 Alex Pym

News from the Genome

The genera mycobacteria includes two important human pathogens

Mycobacterium tuberculosis and Mycobacterium lepra.  The former is
reputed to have the highest annual global mortality of all pathogens.
Their slow growth, virulence for humans and particular physiology
makes these organisms extremely difficult to work with.  However the
rapid
development of mycobacterial genomics following the completion of the
Mycobacterium tuberculosis genome sequence provides the basis for  a
powerful new approach for the understanding of these organisms.  Five
further genome sequencing projects of closely related mycobacterial
species with differing host range, virulence for humans and physiology
are underway. A comparative genomic analysis of these species has the
potential to define the genetic basis of these phenotypes which will
be invaluable for the development of urgently needed new vaccines and
drugs.  An overview of the current state of mycobacterial comparative
genomics will be given.


John Grange

Thirty Years in Tuberculosis: -

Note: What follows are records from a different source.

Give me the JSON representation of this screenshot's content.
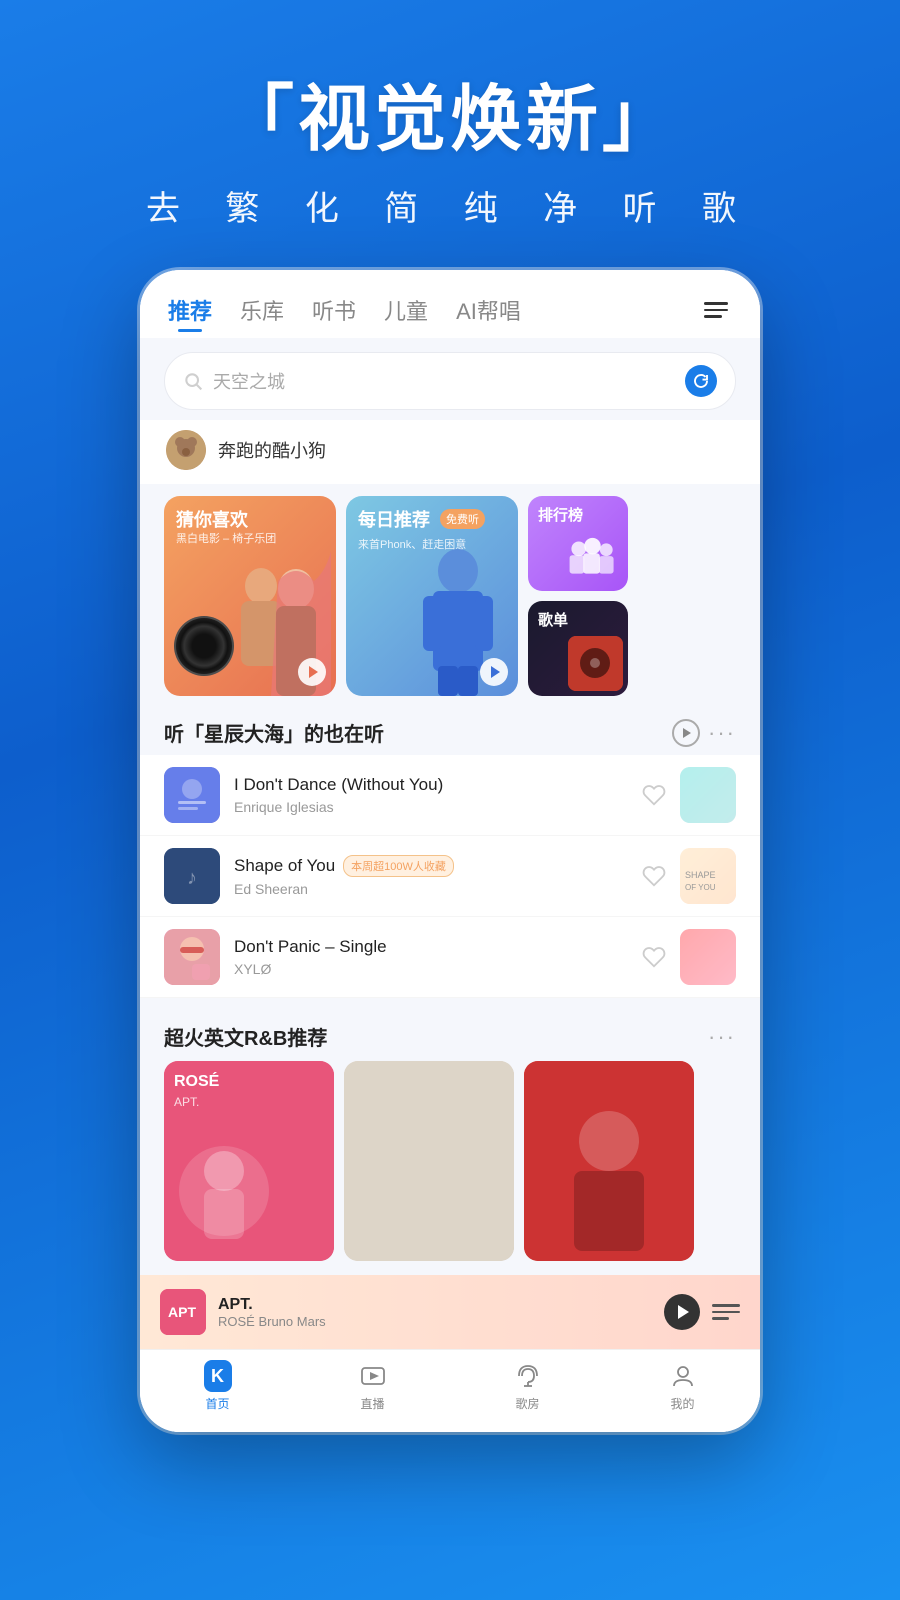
{
  "hero": {
    "title": "「视觉焕新」",
    "subtitle": "去 繁 化 简   纯 净 听 歌"
  },
  "nav": {
    "items": [
      {
        "label": "推荐",
        "active": true
      },
      {
        "label": "乐库",
        "active": false
      },
      {
        "label": "听书",
        "active": false
      },
      {
        "label": "儿童",
        "active": false
      },
      {
        "label": "AI帮唱",
        "active": false
      }
    ]
  },
  "search": {
    "placeholder": "天空之城"
  },
  "user": {
    "name": "奔跑的酷小狗"
  },
  "cards": [
    {
      "label": "猜你喜欢",
      "sublabel": "黑白电影 – 椅子乐团"
    },
    {
      "label": "每日推荐",
      "badge": "免费听",
      "sublabel": "来首Phonk、赶走困意"
    },
    {
      "label": "排行榜"
    },
    {
      "label": "歌单"
    }
  ],
  "section1": {
    "title": "听「星辰大海」的也在听"
  },
  "songs": [
    {
      "title": "I Don't Dance (Without You)",
      "artist": "Enrique Iglesias",
      "badge": ""
    },
    {
      "title": "Shape of You",
      "artist": "Ed Sheeran",
      "badge": "本周超100W人收藏"
    },
    {
      "title": "Don't Panic – Single",
      "artist": "XYLØ",
      "badge": ""
    }
  ],
  "section2": {
    "title": "超火英文R&B推荐"
  },
  "now_playing": {
    "title": "APT.",
    "artist": "ROSÉ Bruno Mars"
  },
  "bottom_nav": [
    {
      "label": "首页",
      "active": true,
      "icon": "K"
    },
    {
      "label": "直播",
      "active": false
    },
    {
      "label": "歌房",
      "active": false
    },
    {
      "label": "我的",
      "active": false
    }
  ]
}
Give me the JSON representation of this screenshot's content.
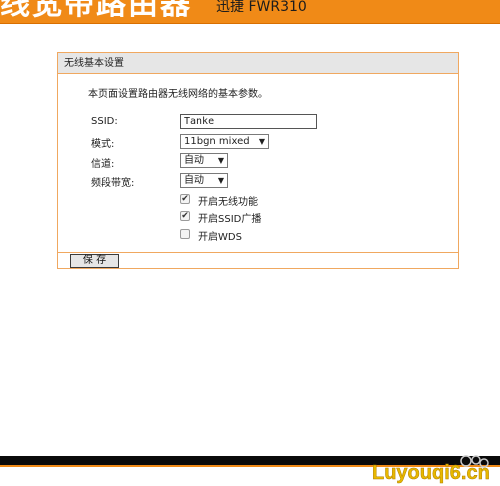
{
  "header": {
    "title": "线宽带路由器",
    "model": "迅捷 FWR310"
  },
  "panel": {
    "title": "无线基本设置",
    "description": "本页面设置路由器无线网络的基本参数。"
  },
  "form": {
    "ssid_label": "SSID:",
    "ssid_value": "Tanke",
    "mode_label": "模式:",
    "mode_value": "11bgn mixed",
    "channel_label": "信道:",
    "channel_value": "自动",
    "bandwidth_label": "频段带宽:",
    "bandwidth_value": "自动"
  },
  "options": [
    {
      "label": "开启无线功能",
      "checked": true
    },
    {
      "label": "开启SSID广播",
      "checked": true
    },
    {
      "label": "开启WDS",
      "checked": false
    }
  ],
  "actions": {
    "save_label": "保 存"
  },
  "watermark": {
    "text": "Luyouqi6.cn"
  },
  "colors": {
    "accent": "#f08a17",
    "panel_border": "#f0a860",
    "panel_header": "#e6e6e6"
  }
}
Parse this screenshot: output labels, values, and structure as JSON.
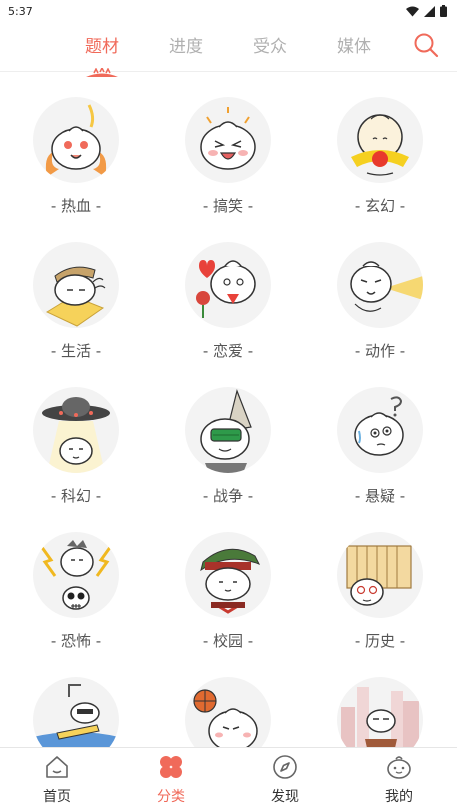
{
  "status": {
    "time": "5:37"
  },
  "tabs": [
    {
      "label": "题材"
    },
    {
      "label": "进度"
    },
    {
      "label": "受众"
    },
    {
      "label": "媒体"
    }
  ],
  "categories": [
    {
      "label": "- 热血 -",
      "icon": "hot-blood-mascot-icon"
    },
    {
      "label": "- 搞笑 -",
      "icon": "comedy-mascot-icon"
    },
    {
      "label": "- 玄幻 -",
      "icon": "fantasy-mascot-icon"
    },
    {
      "label": "- 生活 -",
      "icon": "life-mascot-icon"
    },
    {
      "label": "- 恋爱 -",
      "icon": "romance-mascot-icon"
    },
    {
      "label": "- 动作 -",
      "icon": "action-mascot-icon"
    },
    {
      "label": "- 科幻 -",
      "icon": "scifi-mascot-icon"
    },
    {
      "label": "- 战争 -",
      "icon": "war-mascot-icon"
    },
    {
      "label": "- 悬疑 -",
      "icon": "mystery-mascot-icon"
    },
    {
      "label": "- 恐怖 -",
      "icon": "horror-mascot-icon"
    },
    {
      "label": "- 校园 -",
      "icon": "campus-mascot-icon"
    },
    {
      "label": "- 历史 -",
      "icon": "history-mascot-icon"
    },
    {
      "label": "",
      "icon": "sports-mascot-icon"
    },
    {
      "label": "",
      "icon": "basketball-mascot-icon"
    },
    {
      "label": "",
      "icon": "city-mascot-icon"
    }
  ],
  "bottom_nav": [
    {
      "label": "首页",
      "icon": "home-icon"
    },
    {
      "label": "分类",
      "icon": "category-icon"
    },
    {
      "label": "发现",
      "icon": "compass-icon"
    },
    {
      "label": "我的",
      "icon": "profile-icon"
    }
  ],
  "colors": {
    "accent": "#f06a5a",
    "inactive": "#b0b0b0"
  }
}
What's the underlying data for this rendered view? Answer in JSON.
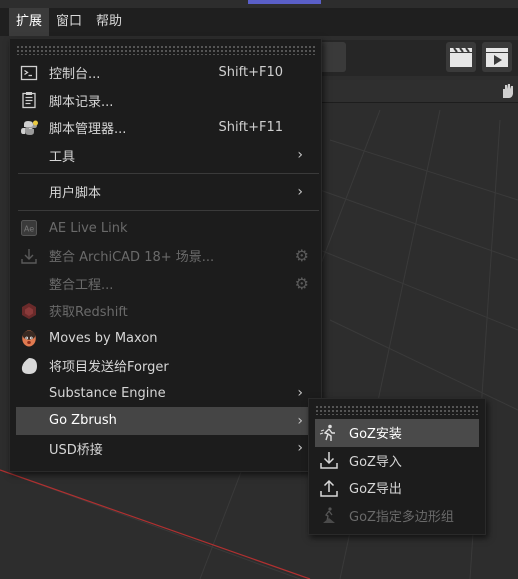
{
  "menubar": {
    "items": [
      {
        "label": "扩展"
      },
      {
        "label": "窗口"
      },
      {
        "label": "帮助"
      }
    ]
  },
  "menu": {
    "items": [
      {
        "label": "控制台...",
        "shortcut": "Shift+F10",
        "icon": "console-icon"
      },
      {
        "label": "脚本记录...",
        "icon": "script-log-icon"
      },
      {
        "label": "脚本管理器...",
        "shortcut": "Shift+F11",
        "icon": "python-icon"
      },
      {
        "label": "工具"
      },
      {
        "label": "用户脚本"
      },
      {
        "label": "AE Live Link",
        "icon": "ae-icon"
      },
      {
        "label": "整合 ArchiCAD 18+ 场景...",
        "icon": "download-icon"
      },
      {
        "label": "整合工程..."
      },
      {
        "label": "获取Redshift",
        "icon": "redshift-icon"
      },
      {
        "label": "Moves by Maxon",
        "icon": "moves-face-icon"
      },
      {
        "label": "将项目发送给Forger",
        "icon": "forger-icon"
      },
      {
        "label": "Substance Engine"
      },
      {
        "label": "Go Zbrush"
      },
      {
        "label": "USD桥接"
      }
    ]
  },
  "submenu": {
    "items": [
      {
        "label": "GoZ安装",
        "icon": "goz-install-icon"
      },
      {
        "label": "GoZ导入",
        "icon": "import-icon"
      },
      {
        "label": "GoZ导出",
        "icon": "export-icon"
      },
      {
        "label": "GoZ指定多边形组",
        "icon": "goz-polygroup-icon"
      }
    ]
  },
  "colors": {
    "menu_bg": "#1c1c1c",
    "highlight": "#454545",
    "disabled_text": "#6a6a6a",
    "grid_red_line": "#b03030"
  }
}
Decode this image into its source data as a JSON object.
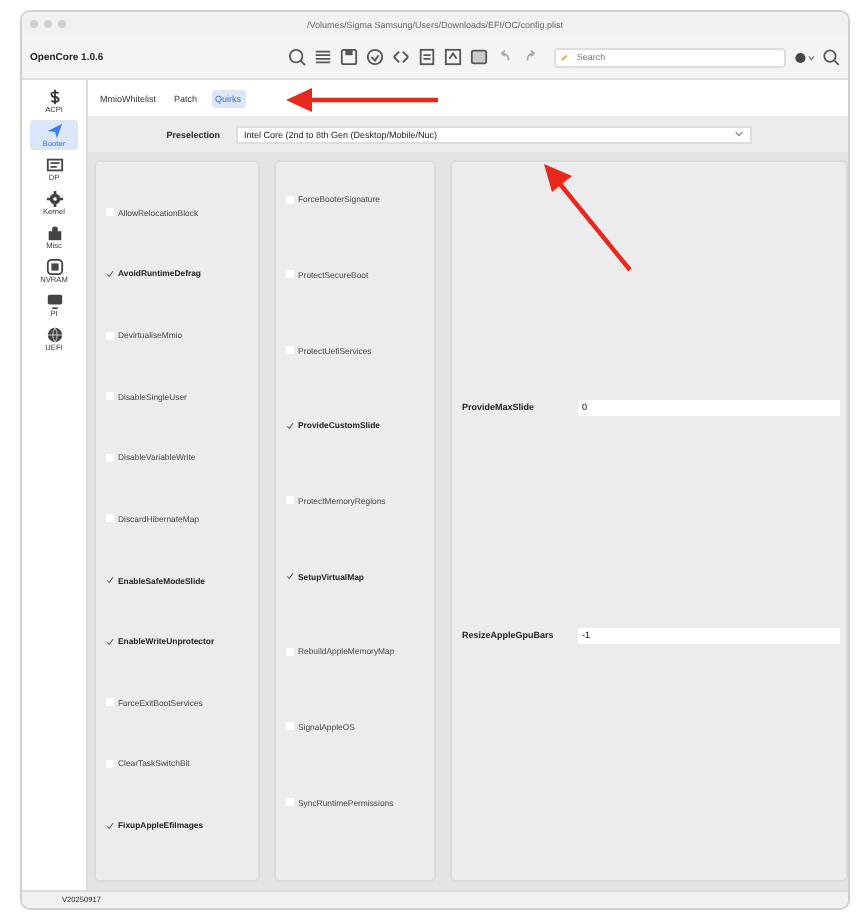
{
  "window": {
    "title": "/Volumes/Sigma Samsung/Users/Downloads/EFI/OC/config.plist"
  },
  "toolbar": {
    "app_version": "OpenCore 1.0.6",
    "search": {
      "placeholder": "Search"
    }
  },
  "sidebar": {
    "items": [
      {
        "label": "ACPI",
        "selected": false
      },
      {
        "label": "Booter",
        "selected": true
      },
      {
        "label": "DP",
        "selected": false
      },
      {
        "label": "Kernel",
        "selected": false
      },
      {
        "label": "Misc",
        "selected": false
      },
      {
        "label": "NVRAM",
        "selected": false
      },
      {
        "label": "PI",
        "selected": false
      },
      {
        "label": "UEFI",
        "selected": false
      }
    ]
  },
  "tabs": [
    {
      "label": "MmioWhitelist",
      "selected": false
    },
    {
      "label": "Patch",
      "selected": false
    },
    {
      "label": "Quirks",
      "selected": true
    }
  ],
  "preselection": {
    "label": "Preselection",
    "value": "Intel Core (2nd to 8th Gen (Desktop/Mobile/Nuc)"
  },
  "quirks_column_1": [
    {
      "label": "AllowRelocationBlock",
      "checked": false
    },
    {
      "label": "AvoidRuntimeDefrag",
      "checked": true
    },
    {
      "label": "DevirtualiseMmio",
      "checked": false
    },
    {
      "label": "DisableSingleUser",
      "checked": false
    },
    {
      "label": "DisableVariableWrite",
      "checked": false
    },
    {
      "label": "DiscardHibernateMap",
      "checked": false
    },
    {
      "label": "EnableSafeModeSlide",
      "checked": true
    },
    {
      "label": "EnableWriteUnprotector",
      "checked": true
    },
    {
      "label": "ForceExitBootServices",
      "checked": false
    },
    {
      "label": "ClearTaskSwitchBit",
      "checked": false
    },
    {
      "label": "FixupAppleEfiImages",
      "checked": true
    }
  ],
  "quirks_column_2": [
    {
      "label": "ForceBooterSignature",
      "checked": false
    },
    {
      "label": "ProtectSecureBoot",
      "checked": false
    },
    {
      "label": "ProtectUefiServices",
      "checked": false
    },
    {
      "label": "ProvideCustomSlide",
      "checked": true
    },
    {
      "label": "ProtectMemoryRegions",
      "checked": false
    },
    {
      "label": "SetupVirtualMap",
      "checked": true
    },
    {
      "label": "RebuildAppleMemoryMap",
      "checked": false
    },
    {
      "label": "SignalAppleOS",
      "checked": false
    },
    {
      "label": "SyncRuntimePermissions",
      "checked": false
    }
  ],
  "fields": [
    {
      "label": "ProvideMaxSlide",
      "value": "0"
    },
    {
      "label": "ResizeAppleGpuBars",
      "value": "-1"
    }
  ],
  "status_bar": {
    "text": "V20250917"
  }
}
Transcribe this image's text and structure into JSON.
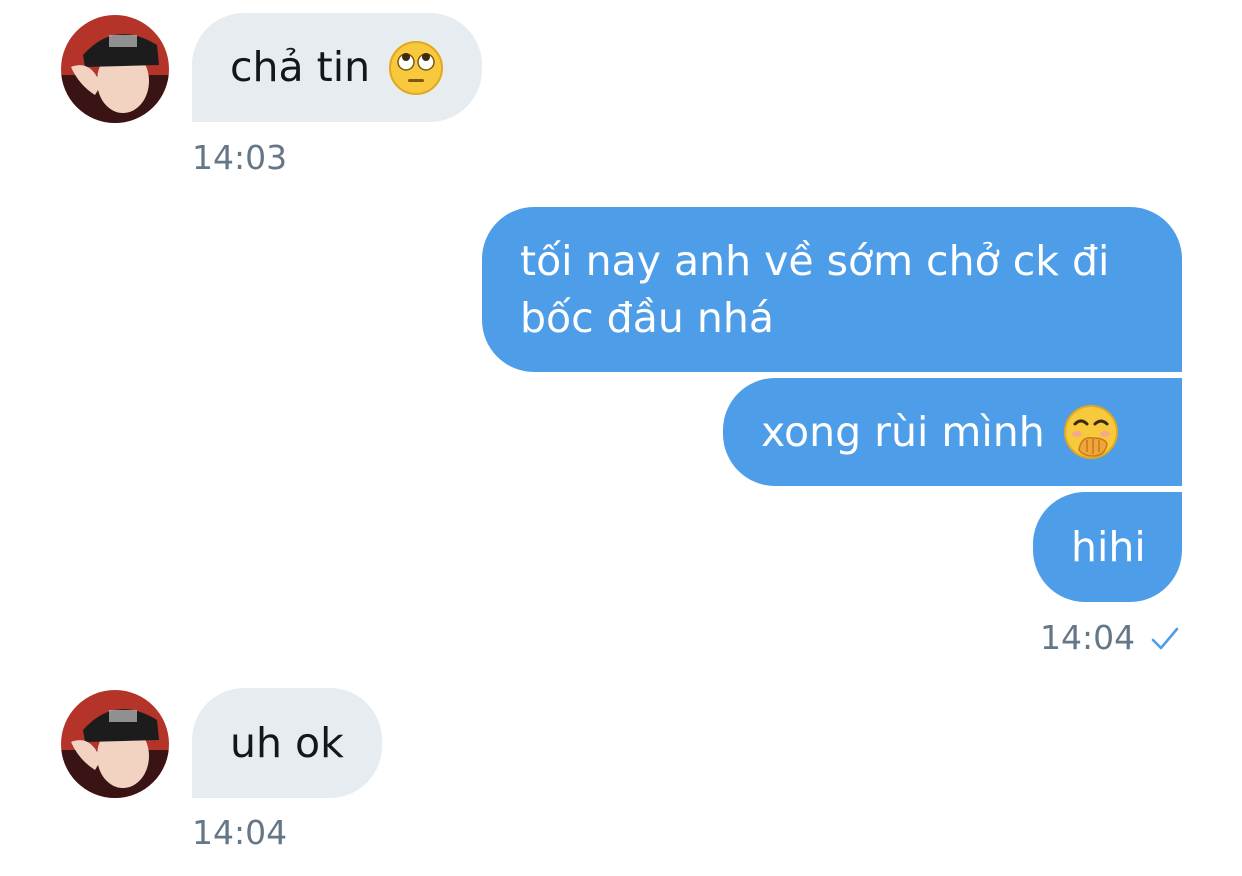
{
  "messages": [
    {
      "sender": "other",
      "text": "chả tin",
      "emoji": "face-with-rolling-eyes",
      "time": "14:03"
    },
    {
      "sender": "me",
      "text_line1": "tối nay anh về sớm chở ck đi",
      "text_line2": "bốc đầu nhá"
    },
    {
      "sender": "me",
      "text": "xong rùi mình",
      "emoji": "face-with-hand-over-mouth"
    },
    {
      "sender": "me",
      "text": "hihi",
      "time": "14:04",
      "status": "sent-check-icon"
    },
    {
      "sender": "other",
      "text": "uh ok",
      "time": "14:04"
    }
  ],
  "colors": {
    "incoming_bubble": "#e6ecf0",
    "outgoing_bubble": "#4d9de8",
    "timestamp": "#657786",
    "check": "#4d9de8"
  }
}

The 30 year period, 1970-2000, commenced with the introduction of
rifampicin but is ending with the highest ever prevalence of tuberculosis.
We need the humility to admit that we, the biomedical community, have failed
and our priority is to ask how we can rectify the failure. I will suggest
that our way forward is to open the doors of our subject to workers across a
very broad range of disciplines and to abandon the reductionist biomedical
model for an holistic one that embraces all disciplines from molecular
genetics to human rights activism. The foundation of TB Focus and TB Alert
is a significant step in this direction.
'State of the Union' assessment.

Professor Peter Ormerod

Problems in TB Control 

Pros   National Treatment Guidelines

           National Control & Prevention in update
           Audit being done. >85% treated by Chest Physicians
           Enhanced Surveillance started
           Continuous drug resistance monitoring (mycobnet)
           Rejoined IUATLD

Cons  Lack of TB nurse provision in high incidence areas (JTC Audit)
           No outcome data for country
           Poor system for New immigrant/refugee screening
           Shortages of BCG, tuberculin, isoniazid
           Funding/provision for MDR-TB